**TASK GOAL**.
The output should be limited to the line holding "Convert this screenshot" and the lines after it through the end of the entries, each restated exactly.

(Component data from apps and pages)

+-------+

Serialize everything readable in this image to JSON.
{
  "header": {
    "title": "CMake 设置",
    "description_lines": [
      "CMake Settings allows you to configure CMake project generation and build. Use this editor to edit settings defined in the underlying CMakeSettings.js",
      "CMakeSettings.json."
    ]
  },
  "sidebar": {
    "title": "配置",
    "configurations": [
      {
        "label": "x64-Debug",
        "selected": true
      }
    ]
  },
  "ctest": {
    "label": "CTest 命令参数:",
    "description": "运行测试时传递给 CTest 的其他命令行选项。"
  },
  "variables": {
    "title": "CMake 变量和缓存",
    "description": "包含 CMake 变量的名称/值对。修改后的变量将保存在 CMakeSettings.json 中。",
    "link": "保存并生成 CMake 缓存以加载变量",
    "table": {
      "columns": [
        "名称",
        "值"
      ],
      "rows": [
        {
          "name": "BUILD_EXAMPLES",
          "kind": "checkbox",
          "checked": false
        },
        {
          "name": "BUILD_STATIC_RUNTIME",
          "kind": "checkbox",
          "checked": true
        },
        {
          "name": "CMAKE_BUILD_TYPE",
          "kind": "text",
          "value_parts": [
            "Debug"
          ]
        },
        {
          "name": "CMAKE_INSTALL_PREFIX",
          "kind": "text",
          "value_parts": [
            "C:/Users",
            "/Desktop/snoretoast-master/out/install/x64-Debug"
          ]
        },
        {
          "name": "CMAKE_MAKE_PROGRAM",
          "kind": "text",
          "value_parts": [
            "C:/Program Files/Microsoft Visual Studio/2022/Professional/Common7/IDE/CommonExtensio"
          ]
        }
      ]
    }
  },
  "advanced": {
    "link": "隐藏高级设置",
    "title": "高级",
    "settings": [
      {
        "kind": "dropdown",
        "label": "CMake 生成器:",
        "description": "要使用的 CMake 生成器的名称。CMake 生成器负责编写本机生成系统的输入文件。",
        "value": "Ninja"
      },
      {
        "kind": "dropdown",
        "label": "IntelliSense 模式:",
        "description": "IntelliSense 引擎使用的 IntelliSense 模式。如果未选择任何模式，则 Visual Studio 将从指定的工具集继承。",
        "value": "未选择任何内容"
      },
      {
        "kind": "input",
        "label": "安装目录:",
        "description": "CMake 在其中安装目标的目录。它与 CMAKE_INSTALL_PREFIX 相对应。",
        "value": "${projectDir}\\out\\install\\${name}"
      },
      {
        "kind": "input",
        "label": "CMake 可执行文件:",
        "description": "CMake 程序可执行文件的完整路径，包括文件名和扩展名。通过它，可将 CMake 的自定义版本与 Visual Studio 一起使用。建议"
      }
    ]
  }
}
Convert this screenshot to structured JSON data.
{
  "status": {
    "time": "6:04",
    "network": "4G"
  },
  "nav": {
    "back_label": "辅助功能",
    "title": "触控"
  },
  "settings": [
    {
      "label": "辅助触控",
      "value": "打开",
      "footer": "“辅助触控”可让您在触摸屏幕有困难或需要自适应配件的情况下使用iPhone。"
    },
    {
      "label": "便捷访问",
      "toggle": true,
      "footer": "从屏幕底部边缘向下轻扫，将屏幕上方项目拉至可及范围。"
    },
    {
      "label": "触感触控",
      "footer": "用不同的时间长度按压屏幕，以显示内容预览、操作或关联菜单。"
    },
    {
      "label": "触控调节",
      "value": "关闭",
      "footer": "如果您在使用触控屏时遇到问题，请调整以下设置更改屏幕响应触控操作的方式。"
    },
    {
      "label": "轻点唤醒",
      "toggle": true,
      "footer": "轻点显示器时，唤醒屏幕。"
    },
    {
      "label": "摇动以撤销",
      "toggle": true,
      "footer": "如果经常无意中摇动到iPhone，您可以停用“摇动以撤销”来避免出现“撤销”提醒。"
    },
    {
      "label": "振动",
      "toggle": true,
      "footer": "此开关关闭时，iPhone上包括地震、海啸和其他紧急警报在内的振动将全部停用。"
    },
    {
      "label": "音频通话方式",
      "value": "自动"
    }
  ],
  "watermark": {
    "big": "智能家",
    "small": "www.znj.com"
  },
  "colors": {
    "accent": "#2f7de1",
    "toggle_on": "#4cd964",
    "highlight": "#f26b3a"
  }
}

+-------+

**ANSWER TO THE EXERCISE**.
Convert this screenshot to structured JSON data.
{
  "status": {
    "time": "6:04",
    "network": "4G"
  },
  "nav": {
    "back_label": "辅助功能",
    "title": "触控"
  },
  "settings": [
    {
      "label": "辅助触控",
      "value": "打开",
      "footer": "“辅助触控”可让您在触摸屏幕有困难或需要自适应配件的情况下使用iPhone。"
    },
    {
      "label": "便捷访问",
      "toggle": true,
      "footer": "从屏幕底部边缘向下轻扫，将屏幕上方项目拉至可及范围。"
    },
    {
      "label": "触感触控",
      "footer": "用不同的时间长度按压屏幕，以显示内容预览、操作或关联菜单。"
    },
    {
      "label": "触控调节",
      "value": "关闭",
      "footer": "如果您在使用触控屏时遇到问题，请调整以下设置更改屏幕响应触控操作的方式。"
    },
    {
      "label": "轻点唤醒",
      "toggle": true,
      "footer": "轻点显示器时，唤醒屏幕。"
    },
    {
      "label": "摇动以撤销",
      "toggle": true,
      "footer": "如果经常无意中摇动到iPhone，您可以停用“摇动以撤销”来避免出现“撤销”提醒。"
    },
    {
      "label": "振动",
      "toggle": true,
      "footer": "此开关关闭时，iPhone上包括地震、海啸和其他紧急警报在内的振动将全部停用。"
    },
    {
      "label": "音频通话方式",
      "value": "自动"
    }
  ],
  "watermark": {
    "big": "智能家",
    "small": "www.znj.com"
  },
  "colors": {
    "accent": "#2f7de1",
    "toggle_on": "#4cd964",
    "highlight": "#f26b3a"
  }
}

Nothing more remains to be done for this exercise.